## INFORMATION SHOWN
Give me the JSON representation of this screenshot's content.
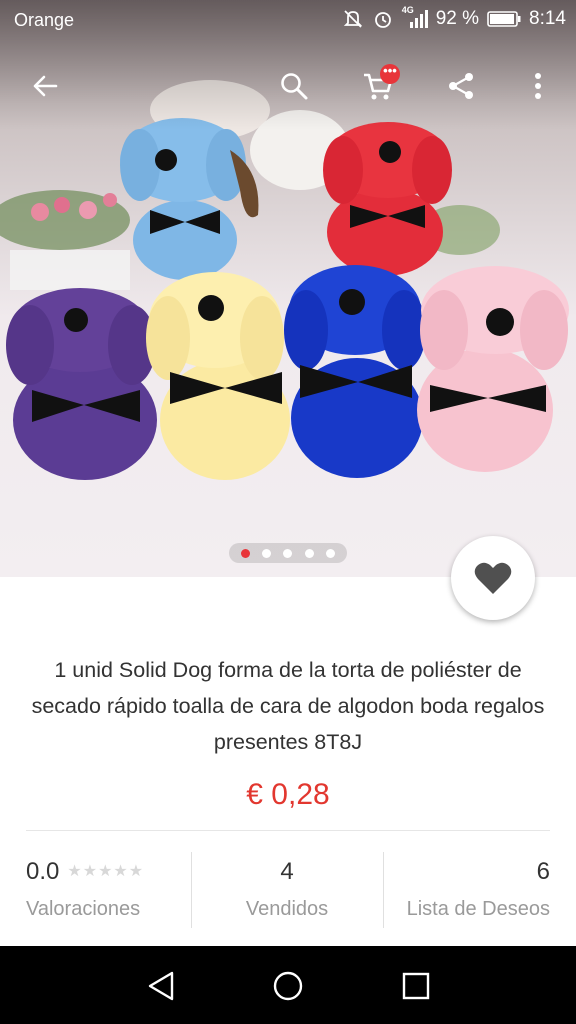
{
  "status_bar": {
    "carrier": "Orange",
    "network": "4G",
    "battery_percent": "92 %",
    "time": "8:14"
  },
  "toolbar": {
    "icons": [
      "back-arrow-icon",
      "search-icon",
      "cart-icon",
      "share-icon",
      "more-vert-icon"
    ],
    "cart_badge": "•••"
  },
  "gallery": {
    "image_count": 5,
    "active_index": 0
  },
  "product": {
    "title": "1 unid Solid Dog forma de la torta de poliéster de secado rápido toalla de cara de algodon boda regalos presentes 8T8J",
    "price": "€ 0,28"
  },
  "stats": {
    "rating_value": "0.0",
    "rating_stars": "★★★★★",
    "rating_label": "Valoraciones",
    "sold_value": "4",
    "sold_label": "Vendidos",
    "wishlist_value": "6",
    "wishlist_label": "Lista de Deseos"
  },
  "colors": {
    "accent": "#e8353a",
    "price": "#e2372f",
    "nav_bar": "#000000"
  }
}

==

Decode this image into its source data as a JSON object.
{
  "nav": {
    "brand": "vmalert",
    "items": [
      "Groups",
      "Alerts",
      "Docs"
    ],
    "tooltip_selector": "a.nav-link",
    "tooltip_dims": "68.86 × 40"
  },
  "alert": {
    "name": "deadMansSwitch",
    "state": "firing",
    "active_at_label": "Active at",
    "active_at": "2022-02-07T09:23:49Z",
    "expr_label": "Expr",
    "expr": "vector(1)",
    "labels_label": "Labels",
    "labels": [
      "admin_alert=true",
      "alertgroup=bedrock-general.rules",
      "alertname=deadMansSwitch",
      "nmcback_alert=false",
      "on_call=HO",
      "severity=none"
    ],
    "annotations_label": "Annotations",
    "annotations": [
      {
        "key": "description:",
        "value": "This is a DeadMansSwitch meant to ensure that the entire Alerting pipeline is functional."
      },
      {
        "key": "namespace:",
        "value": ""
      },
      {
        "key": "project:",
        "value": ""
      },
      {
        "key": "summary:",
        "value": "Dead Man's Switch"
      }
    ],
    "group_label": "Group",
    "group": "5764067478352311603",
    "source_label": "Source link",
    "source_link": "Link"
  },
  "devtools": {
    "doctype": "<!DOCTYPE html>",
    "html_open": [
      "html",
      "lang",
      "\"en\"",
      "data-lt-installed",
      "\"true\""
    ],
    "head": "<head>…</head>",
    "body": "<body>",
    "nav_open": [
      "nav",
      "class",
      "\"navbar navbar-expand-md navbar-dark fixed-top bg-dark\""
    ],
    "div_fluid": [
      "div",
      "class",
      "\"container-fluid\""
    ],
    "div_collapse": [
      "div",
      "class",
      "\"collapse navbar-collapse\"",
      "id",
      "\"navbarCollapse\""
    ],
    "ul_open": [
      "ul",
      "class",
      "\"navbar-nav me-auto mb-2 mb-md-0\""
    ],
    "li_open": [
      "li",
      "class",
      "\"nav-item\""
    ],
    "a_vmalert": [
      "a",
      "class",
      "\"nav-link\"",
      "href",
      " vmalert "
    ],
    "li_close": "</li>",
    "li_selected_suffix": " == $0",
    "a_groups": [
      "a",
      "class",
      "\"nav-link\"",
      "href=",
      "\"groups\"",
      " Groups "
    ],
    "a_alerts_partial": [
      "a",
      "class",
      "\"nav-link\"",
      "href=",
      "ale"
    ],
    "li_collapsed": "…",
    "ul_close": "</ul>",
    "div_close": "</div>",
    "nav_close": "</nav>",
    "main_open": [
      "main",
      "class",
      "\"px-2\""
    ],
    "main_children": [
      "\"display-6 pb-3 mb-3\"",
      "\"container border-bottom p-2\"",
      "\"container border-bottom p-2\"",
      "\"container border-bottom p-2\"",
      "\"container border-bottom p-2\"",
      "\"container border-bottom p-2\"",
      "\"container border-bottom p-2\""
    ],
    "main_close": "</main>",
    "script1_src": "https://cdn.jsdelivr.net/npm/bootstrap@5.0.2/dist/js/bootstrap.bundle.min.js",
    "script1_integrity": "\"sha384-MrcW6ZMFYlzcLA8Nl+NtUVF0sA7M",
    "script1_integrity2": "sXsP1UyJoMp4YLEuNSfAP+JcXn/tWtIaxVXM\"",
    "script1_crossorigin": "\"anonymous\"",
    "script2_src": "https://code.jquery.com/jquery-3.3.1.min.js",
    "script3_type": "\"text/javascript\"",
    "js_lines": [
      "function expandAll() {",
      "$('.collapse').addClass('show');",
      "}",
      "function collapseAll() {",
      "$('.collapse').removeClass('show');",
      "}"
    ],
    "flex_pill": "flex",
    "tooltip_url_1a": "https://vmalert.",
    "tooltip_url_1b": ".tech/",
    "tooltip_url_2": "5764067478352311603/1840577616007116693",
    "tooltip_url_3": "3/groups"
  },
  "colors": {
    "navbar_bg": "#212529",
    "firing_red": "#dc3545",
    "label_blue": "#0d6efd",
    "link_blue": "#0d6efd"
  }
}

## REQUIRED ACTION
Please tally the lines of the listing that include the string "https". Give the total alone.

## ANSWER FOR THIS EXERCISE
3